● WHAT YOU NEED TO DO: Please retype the data below in full.

● ● ● ●

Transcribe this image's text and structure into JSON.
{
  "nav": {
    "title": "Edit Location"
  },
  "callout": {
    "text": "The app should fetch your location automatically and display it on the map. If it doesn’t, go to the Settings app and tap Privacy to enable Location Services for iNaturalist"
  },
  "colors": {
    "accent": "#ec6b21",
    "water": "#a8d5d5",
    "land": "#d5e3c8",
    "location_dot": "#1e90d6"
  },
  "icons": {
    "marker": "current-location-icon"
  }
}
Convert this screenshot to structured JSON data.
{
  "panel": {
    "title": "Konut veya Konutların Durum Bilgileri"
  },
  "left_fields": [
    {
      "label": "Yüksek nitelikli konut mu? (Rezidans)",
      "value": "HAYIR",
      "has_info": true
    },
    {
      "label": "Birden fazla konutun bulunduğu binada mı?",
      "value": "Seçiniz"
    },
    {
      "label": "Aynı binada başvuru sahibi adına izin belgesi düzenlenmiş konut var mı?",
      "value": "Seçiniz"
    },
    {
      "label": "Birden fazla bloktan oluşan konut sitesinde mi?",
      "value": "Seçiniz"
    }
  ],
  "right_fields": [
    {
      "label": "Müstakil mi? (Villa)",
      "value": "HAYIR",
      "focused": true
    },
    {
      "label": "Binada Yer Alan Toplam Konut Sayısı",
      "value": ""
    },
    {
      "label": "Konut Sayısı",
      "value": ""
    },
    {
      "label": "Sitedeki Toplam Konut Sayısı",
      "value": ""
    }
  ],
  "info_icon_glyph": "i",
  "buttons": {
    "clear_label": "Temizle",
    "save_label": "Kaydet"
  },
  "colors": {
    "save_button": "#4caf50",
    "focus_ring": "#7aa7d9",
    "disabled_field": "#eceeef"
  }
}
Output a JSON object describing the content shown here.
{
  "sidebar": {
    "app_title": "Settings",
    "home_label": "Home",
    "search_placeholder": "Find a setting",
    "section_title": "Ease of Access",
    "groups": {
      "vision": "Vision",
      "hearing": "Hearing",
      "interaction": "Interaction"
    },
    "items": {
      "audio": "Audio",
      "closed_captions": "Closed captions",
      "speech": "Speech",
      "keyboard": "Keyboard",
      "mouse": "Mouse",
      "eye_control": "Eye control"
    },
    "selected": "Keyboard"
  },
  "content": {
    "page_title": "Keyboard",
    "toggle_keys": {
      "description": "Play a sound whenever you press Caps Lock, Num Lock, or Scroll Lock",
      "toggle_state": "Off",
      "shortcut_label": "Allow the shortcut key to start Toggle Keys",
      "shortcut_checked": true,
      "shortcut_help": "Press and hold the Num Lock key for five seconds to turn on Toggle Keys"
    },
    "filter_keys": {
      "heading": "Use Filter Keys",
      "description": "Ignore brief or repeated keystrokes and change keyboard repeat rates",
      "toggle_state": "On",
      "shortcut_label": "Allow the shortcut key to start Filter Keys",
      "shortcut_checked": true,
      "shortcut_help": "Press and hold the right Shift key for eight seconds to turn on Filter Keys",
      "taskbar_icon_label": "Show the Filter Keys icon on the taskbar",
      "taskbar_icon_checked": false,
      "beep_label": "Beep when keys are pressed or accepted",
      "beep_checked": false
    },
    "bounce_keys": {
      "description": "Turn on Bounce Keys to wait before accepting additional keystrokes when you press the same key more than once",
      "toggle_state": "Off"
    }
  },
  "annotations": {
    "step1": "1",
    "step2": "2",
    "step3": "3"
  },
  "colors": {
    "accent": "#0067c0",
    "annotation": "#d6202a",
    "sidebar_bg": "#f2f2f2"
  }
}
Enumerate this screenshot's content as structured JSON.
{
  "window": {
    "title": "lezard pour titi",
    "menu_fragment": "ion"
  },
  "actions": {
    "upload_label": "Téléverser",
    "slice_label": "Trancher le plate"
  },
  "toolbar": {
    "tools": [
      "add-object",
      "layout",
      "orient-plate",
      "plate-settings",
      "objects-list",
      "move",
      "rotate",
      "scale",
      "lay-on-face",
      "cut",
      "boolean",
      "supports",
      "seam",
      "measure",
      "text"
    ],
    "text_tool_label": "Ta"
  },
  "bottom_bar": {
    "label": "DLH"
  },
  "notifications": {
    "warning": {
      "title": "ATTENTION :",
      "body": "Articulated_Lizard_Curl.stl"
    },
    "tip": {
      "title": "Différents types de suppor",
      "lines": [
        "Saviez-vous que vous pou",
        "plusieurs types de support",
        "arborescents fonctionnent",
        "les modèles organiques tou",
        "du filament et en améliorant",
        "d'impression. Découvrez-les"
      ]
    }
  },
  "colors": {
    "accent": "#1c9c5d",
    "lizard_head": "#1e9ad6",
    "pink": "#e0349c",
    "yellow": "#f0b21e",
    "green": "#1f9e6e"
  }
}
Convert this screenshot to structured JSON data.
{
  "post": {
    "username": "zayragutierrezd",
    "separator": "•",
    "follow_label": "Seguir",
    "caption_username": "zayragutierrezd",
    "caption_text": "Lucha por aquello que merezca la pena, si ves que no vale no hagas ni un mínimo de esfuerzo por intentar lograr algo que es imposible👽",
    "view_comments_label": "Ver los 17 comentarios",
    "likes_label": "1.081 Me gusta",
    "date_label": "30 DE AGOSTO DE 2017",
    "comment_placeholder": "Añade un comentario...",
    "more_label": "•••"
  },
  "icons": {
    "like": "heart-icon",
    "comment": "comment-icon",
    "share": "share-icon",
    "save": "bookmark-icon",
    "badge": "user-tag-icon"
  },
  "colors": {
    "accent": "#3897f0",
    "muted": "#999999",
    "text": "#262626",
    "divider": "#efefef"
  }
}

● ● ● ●

● EXERCISE RESULT:
Transcribe this image's text and structure into JSON.
{
  "nav": {
    "title": "Edit Location"
  },
  "callout": {
    "text": "The app should fetch your location automatically and display it on the map. If it doesn’t, go to the Settings app and tap Privacy to enable Location Services for iNaturalist"
  },
  "colors": {
    "accent": "#ec6b21",
    "water": "#a8d5d5",
    "land": "#d5e3c8",
    "location_dot": "#1e90d6"
  },
  "icons": {
    "marker": "current-location-icon"
  }
}
Convert this screenshot to structured JSON data.
{
  "panel": {
    "title": "Konut veya Konutların Durum Bilgileri"
  },
  "left_fields": [
    {
      "label": "Yüksek nitelikli konut mu? (Rezidans)",
      "value": "HAYIR",
      "has_info": true
    },
    {
      "label": "Birden fazla konutun bulunduğu binada mı?",
      "value": "Seçiniz"
    },
    {
      "label": "Aynı binada başvuru sahibi adına izin belgesi düzenlenmiş konut var mı?",
      "value": "Seçiniz"
    },
    {
      "label": "Birden fazla bloktan oluşan konut sitesinde mi?",
      "value": "Seçiniz"
    }
  ],
  "right_fields": [
    {
      "label": "Müstakil mi? (Villa)",
      "value": "HAYIR",
      "focused": true
    },
    {
      "label": "Binada Yer Alan Toplam Konut Sayısı",
      "value": ""
    },
    {
      "label": "Konut Sayısı",
      "value": ""
    },
    {
      "label": "Sitedeki Toplam Konut Sayısı",
      "value": ""
    }
  ],
  "info_icon_glyph": "i",
  "buttons": {
    "clear_label": "Temizle",
    "save_label": "Kaydet"
  },
  "colors": {
    "save_button": "#4caf50",
    "focus_ring": "#7aa7d9",
    "disabled_field": "#eceeef"
  }
}
Output a JSON object describing the content shown here.
{
  "sidebar": {
    "app_title": "Settings",
    "home_label": "Home",
    "search_placeholder": "Find a setting",
    "section_title": "Ease of Access",
    "groups": {
      "vision": "Vision",
      "hearing": "Hearing",
      "interaction": "Interaction"
    },
    "items": {
      "audio": "Audio",
      "closed_captions": "Closed captions",
      "speech": "Speech",
      "keyboard": "Keyboard",
      "mouse": "Mouse",
      "eye_control": "Eye control"
    },
    "selected": "Keyboard"
  },
  "content": {
    "page_title": "Keyboard",
    "toggle_keys": {
      "description": "Play a sound whenever you press Caps Lock, Num Lock, or Scroll Lock",
      "toggle_state": "Off",
      "shortcut_label": "Allow the shortcut key to start Toggle Keys",
      "shortcut_checked": true,
      "shortcut_help": "Press and hold the Num Lock key for five seconds to turn on Toggle Keys"
    },
    "filter_keys": {
      "heading": "Use Filter Keys",
      "description": "Ignore brief or repeated keystrokes and change keyboard repeat rates",
      "toggle_state": "On",
      "shortcut_label": "Allow the shortcut key to start Filter Keys",
      "shortcut_checked": true,
      "shortcut_help": "Press and hold the right Shift key for eight seconds to turn on Filter Keys",
      "taskbar_icon_label": "Show the Filter Keys icon on the taskbar",
      "taskbar_icon_checked": false,
      "beep_label": "Beep when keys are pressed or accepted",
      "beep_checked": false
    },
    "bounce_keys": {
      "description": "Turn on Bounce Keys to wait before accepting additional keystrokes when you press the same key more than once",
      "toggle_state": "Off"
    }
  },
  "annotations": {
    "step1": "1",
    "step2": "2",
    "step3": "3"
  },
  "colors": {
    "accent": "#0067c0",
    "annotation": "#d6202a",
    "sidebar_bg": "#f2f2f2"
  }
}
Enumerate this screenshot's content as structured JSON.
{
  "window": {
    "title": "lezard pour titi",
    "menu_fragment": "ion"
  },
  "actions": {
    "upload_label": "Téléverser",
    "slice_label": "Trancher le plate"
  },
  "toolbar": {
    "tools": [
      "add-object",
      "layout",
      "orient-plate",
      "plate-settings",
      "objects-list",
      "move",
      "rotate",
      "scale",
      "lay-on-face",
      "cut",
      "boolean",
      "supports",
      "seam",
      "measure",
      "text"
    ],
    "text_tool_label": "Ta"
  },
  "bottom_bar": {
    "label": "DLH"
  },
  "notifications": {
    "warning": {
      "title": "ATTENTION :",
      "body": "Articulated_Lizard_Curl.stl"
    },
    "tip": {
      "title": "Différents types de suppor",
      "lines": [
        "Saviez-vous que vous pou",
        "plusieurs types de support",
        "arborescents fonctionnent",
        "les modèles organiques tou",
        "du filament et en améliorant",
        "d'impression. Découvrez-les"
      ]
    }
  },
  "colors": {
    "accent": "#1c9c5d",
    "lizard_head": "#1e9ad6",
    "pink": "#e0349c",
    "yellow": "#f0b21e",
    "green": "#1f9e6e"
  }
}
Convert this screenshot to structured JSON data.
{
  "post": {
    "username": "zayragutierrezd",
    "separator": "•",
    "follow_label": "Seguir",
    "caption_username": "zayragutierrezd",
    "caption_text": "Lucha por aquello que merezca la pena, si ves que no vale no hagas ni un mínimo de esfuerzo por intentar lograr algo que es imposible👽",
    "view_comments_label": "Ver los 17 comentarios",
    "likes_label": "1.081 Me gusta",
    "date_label": "30 DE AGOSTO DE 2017",
    "comment_placeholder": "Añade un comentario...",
    "more_label": "•••"
  },
  "icons": {
    "like": "heart-icon",
    "comment": "comment-icon",
    "share": "share-icon",
    "save": "bookmark-icon",
    "badge": "user-tag-icon"
  },
  "colors": {
    "accent": "#3897f0",
    "muted": "#999999",
    "text": "#262626",
    "divider": "#efefef"
  }
}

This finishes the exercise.